> **Task details**
Across the listing below, count every line where the string "springframework" appears, then give only the count.

> **Data to process**
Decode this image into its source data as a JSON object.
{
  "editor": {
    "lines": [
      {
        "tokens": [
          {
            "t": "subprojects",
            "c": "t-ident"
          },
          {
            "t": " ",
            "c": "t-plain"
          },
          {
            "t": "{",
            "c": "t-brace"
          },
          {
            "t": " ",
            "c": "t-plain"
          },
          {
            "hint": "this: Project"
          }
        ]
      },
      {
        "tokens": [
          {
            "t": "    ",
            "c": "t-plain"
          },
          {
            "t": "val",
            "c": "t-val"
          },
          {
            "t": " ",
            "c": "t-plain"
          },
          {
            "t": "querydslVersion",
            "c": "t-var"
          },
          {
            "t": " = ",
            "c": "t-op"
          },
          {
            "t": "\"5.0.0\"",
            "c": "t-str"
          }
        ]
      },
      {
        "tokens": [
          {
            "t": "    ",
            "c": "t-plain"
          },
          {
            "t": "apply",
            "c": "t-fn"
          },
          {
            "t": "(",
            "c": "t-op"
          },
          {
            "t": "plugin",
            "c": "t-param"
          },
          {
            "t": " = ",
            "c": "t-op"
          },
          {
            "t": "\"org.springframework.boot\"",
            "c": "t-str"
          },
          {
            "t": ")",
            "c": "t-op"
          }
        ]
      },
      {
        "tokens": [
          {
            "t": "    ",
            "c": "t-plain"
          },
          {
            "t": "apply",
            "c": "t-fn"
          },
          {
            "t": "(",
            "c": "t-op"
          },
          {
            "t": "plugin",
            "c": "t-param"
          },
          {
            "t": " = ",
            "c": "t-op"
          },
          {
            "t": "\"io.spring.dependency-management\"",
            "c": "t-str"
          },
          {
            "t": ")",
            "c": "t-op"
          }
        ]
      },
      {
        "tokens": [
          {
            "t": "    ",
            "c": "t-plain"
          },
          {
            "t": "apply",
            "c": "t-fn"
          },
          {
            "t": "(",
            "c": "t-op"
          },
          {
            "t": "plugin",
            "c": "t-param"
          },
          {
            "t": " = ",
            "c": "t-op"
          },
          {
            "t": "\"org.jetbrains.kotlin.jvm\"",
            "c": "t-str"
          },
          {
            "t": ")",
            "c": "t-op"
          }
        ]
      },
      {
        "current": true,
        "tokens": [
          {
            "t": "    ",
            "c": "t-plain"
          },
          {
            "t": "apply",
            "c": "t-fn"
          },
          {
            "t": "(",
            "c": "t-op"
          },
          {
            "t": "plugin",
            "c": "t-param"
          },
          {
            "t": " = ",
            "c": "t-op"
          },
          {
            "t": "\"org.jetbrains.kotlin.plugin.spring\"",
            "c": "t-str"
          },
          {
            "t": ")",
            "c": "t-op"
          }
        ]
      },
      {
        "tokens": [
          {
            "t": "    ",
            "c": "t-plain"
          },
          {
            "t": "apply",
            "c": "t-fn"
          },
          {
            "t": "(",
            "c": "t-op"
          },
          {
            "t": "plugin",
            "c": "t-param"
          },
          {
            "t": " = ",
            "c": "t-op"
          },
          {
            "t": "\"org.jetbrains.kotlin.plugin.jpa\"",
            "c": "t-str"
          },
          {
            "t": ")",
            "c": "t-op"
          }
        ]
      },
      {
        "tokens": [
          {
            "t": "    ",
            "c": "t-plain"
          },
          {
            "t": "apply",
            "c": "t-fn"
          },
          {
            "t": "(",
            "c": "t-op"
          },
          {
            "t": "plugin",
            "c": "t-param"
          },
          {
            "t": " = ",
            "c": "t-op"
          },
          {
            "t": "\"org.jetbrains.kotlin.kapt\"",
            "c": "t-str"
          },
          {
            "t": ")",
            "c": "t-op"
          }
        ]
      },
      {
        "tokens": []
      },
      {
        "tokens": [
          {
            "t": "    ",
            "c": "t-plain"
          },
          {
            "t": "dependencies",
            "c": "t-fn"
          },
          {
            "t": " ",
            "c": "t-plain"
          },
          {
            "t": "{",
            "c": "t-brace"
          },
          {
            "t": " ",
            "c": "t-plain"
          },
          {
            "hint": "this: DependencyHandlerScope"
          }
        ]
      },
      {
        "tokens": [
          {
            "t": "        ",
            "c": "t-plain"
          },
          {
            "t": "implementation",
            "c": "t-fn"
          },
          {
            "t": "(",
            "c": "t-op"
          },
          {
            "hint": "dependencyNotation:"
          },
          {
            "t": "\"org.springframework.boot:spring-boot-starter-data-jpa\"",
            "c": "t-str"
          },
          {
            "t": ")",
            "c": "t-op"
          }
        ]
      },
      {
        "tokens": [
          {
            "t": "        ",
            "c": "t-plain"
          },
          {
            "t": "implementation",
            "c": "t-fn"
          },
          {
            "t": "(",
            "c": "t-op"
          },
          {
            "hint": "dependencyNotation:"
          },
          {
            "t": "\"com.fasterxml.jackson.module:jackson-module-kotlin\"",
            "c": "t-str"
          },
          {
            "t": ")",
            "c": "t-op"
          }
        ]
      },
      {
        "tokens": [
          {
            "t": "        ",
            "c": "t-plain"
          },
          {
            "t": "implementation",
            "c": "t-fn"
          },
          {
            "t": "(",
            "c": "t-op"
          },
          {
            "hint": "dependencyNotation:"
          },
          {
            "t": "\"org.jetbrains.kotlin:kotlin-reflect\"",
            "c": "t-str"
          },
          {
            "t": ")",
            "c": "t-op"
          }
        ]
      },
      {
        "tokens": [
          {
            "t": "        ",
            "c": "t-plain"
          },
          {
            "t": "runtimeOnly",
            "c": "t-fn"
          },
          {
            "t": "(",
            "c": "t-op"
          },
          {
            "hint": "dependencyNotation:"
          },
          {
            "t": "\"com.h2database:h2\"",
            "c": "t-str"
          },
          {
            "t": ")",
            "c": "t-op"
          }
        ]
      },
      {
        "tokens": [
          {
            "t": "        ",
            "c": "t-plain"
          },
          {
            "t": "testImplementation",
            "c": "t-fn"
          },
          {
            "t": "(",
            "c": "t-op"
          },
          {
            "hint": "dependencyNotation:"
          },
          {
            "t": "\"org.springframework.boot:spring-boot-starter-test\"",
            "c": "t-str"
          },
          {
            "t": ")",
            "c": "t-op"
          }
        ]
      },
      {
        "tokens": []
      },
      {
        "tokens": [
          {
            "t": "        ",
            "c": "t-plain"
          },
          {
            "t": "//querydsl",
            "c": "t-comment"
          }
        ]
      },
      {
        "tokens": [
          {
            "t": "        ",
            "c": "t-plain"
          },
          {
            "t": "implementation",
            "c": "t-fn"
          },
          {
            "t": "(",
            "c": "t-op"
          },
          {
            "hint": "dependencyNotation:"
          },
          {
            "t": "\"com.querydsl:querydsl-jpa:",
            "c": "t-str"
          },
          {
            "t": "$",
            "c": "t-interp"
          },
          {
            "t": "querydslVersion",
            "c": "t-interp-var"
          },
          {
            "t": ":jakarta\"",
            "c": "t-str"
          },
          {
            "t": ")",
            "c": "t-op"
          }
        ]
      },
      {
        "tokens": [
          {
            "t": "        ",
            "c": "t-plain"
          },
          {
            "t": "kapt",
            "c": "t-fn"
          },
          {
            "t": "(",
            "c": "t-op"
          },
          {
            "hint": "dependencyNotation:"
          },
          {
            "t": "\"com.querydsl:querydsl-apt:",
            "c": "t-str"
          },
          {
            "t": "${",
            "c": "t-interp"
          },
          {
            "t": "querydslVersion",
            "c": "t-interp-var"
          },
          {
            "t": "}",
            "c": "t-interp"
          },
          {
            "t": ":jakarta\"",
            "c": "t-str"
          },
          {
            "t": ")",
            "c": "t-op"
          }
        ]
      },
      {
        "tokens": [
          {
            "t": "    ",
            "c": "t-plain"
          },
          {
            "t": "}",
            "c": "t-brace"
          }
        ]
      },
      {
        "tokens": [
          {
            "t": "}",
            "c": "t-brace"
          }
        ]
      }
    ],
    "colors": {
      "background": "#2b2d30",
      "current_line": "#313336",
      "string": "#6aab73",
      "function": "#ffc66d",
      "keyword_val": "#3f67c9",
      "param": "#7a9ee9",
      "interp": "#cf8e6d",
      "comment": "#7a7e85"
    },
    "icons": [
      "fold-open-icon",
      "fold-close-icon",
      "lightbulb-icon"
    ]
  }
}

> **Answer to this problem**
3